SACRAMENTO -- If the Loma Prieta earthquake were to strike again, the new eastern span of the Bay Bridge would be substantially safer than the 1936 cantilevered truss span motorists use today, according to new analysis presented to Bay Area legislators Thursday.
The 1989 Loma Prieta quake, a 7.1 temblor centered 60 miles southeast of the Bay Bridge, exceeded the original bridge's capacity to withstand the shaking, but it wouldn't have come close to taxing the new span, according to a line graph prepared by Caltrans bridge engineer Brian Maroney.
"Eighty years ago, engineers didn't understand or fully respect vibrations generated by an earthquake," Maroney said. "When you look at this line graph, it is easy to see why the eastern span failed in 1989."
Although bridge engineers have repeatedly assured the public that the new span is much safer than the old bridge, this comparison is the first side-by-side analysis Bay Area legislators have seen that shows how the old one fared during Loma Prieta and how the new one would handle a quake of similar magnitude and location.
The three agencies overseeing the Bay Bridge construction presented the new seismic comparison data to the Bay Area Caucus.

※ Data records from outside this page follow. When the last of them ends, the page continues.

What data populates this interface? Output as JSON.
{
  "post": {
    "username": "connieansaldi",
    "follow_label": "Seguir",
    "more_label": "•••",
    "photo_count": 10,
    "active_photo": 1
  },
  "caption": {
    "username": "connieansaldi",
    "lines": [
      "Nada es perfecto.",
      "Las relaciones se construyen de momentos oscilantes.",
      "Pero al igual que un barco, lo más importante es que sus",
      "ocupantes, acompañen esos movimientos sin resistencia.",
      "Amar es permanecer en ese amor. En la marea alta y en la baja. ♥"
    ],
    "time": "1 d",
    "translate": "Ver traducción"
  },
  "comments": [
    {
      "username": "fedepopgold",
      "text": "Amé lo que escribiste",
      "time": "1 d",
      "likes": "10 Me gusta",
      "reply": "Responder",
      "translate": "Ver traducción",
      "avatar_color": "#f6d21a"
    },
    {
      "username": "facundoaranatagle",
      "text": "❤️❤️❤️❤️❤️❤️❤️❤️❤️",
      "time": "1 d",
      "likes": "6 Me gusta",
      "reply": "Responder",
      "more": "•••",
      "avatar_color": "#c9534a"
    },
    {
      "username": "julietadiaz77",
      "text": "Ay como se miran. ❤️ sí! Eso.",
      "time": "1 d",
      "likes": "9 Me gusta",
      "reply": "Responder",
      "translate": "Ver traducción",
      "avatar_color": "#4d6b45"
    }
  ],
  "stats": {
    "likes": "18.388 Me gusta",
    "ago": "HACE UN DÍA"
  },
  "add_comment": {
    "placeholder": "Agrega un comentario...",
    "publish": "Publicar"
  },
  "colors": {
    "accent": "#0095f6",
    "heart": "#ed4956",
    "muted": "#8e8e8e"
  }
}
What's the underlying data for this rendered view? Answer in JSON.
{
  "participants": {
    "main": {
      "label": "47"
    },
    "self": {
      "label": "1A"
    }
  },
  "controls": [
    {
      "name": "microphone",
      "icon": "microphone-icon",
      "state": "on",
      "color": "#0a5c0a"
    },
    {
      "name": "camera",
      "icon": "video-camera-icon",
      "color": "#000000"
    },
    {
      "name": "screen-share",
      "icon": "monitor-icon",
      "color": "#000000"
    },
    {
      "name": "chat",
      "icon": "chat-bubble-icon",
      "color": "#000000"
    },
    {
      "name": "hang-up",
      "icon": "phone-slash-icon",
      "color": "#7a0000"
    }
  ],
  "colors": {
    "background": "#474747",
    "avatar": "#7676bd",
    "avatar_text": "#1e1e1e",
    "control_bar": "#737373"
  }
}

Along with Senate Transportation Committee Chairman Mark DeSaulnier, D-Concord, the Bay Area lawmakers requested the briefing in the wake of mounting public concerns about the $6.4 billion span's seismic safety.
Much of the worry stems from the failure of 32 high-strength steel bolts embedded in seismic stabilizers. The bolts snapped in early March, forcing Caltrans and the contractor, American Bridge/Fluor Joint Venture, to scramble to repair the damage and reassure the public that the other steel components are sound.
The bridge is scheduled to open Sept. 3, but that date could be postponed if Caltrans, the Bay Area Toll Authority and the California Transportation Commission cannot complete the bolt retrofit, or if ongoing tests reveal problems with other steel fasteners on the span.
But the longer it takes to open the new bridge, the higher the chances motorists will still be using the vulnerable old span when the Big One hits. The Bay Bridge carries 280,000 vehicles a day, making it one of the busiest spans in the nation.
Engineers designed the 1936 bridge to withstand maximum ground accelerations of 10 percent of 1 g, a measurement of the force of gravity on a moving object, within a 5-second period. The rate of 10 percent of 1 g was roughly the same earthquake safety standard applied to new building construction at the time. The line graph Maroney prepared for lawmakers at the request of the Toll Bridge Program Oversight Committee shows that the Loma Prieta earthquake shook the bridge on Yerba Buena Island at G-forces of up to 20 percent, or double what the span was designed to handle. Compare that with the new bridge, which has been designed to survive equivalent Gs of up to 180 percent.
Picture what happens to the end of a whip, Maroney explained.
Crack the whip handle just a few inches and the energy travels its length, amplifies and sends the end violently snapping back and forth.
Just like the whip, when the Loma Prieta quake jolted the ground, the energy waves surged through the rock beneath Yerba Buena Island and jerked anything sitting on or attached to the island.
Once a structure like a bridge or a building starts moving, it will continue to oscillate depending on its size and materials. And it will break if engineers fail to design the structure in such a way that it moves with the vibrations like a flexible willow tree rather than a stiff oak.
At 5:04 p.m. on Oct. 17, 1989, ground motions that began 60 miles southeast on the San Andreas Fault roared through the Bay Area and shook the Bay Bridge. Bolts that held a portion of the upper deck sheared off, and a 50-foot-long, 250-ton section of the upper deck collapsed like a trap door. A young Berkeley woman's car plunged into the gap and she died.
"Back in the 1930s, the engineers thought one-tenth of a G-force was plenty," Maroney said. "They blamed the destruction after the 1906 earthquake in San Francisco on poor construction and the fire. They believed that a structure built with quality materials and skilled workers wouldn't be vulnerable in an earthquake."
Even though seismic experts first recorded a California earthquake in 1933, engineers didn't begin factoring vibration theory into bridge design until the mid-1970s, Maroney said.
James Gates, former Caltrans chief of structural and seismic analysis, brought vibration theory into bridge design following the 1971 San Fernando earthquake. Gates had been a student of geotechnical engineer I.M. Idress, a UC Davis professor emeritus and researcher who served on the 1990 Governor's Board of Inquiry into the impacts of Loma Prieta on Bay Area roads and bridges. Idress currently sits on Caltrans' Toll Bridge Program Peer Review Panel.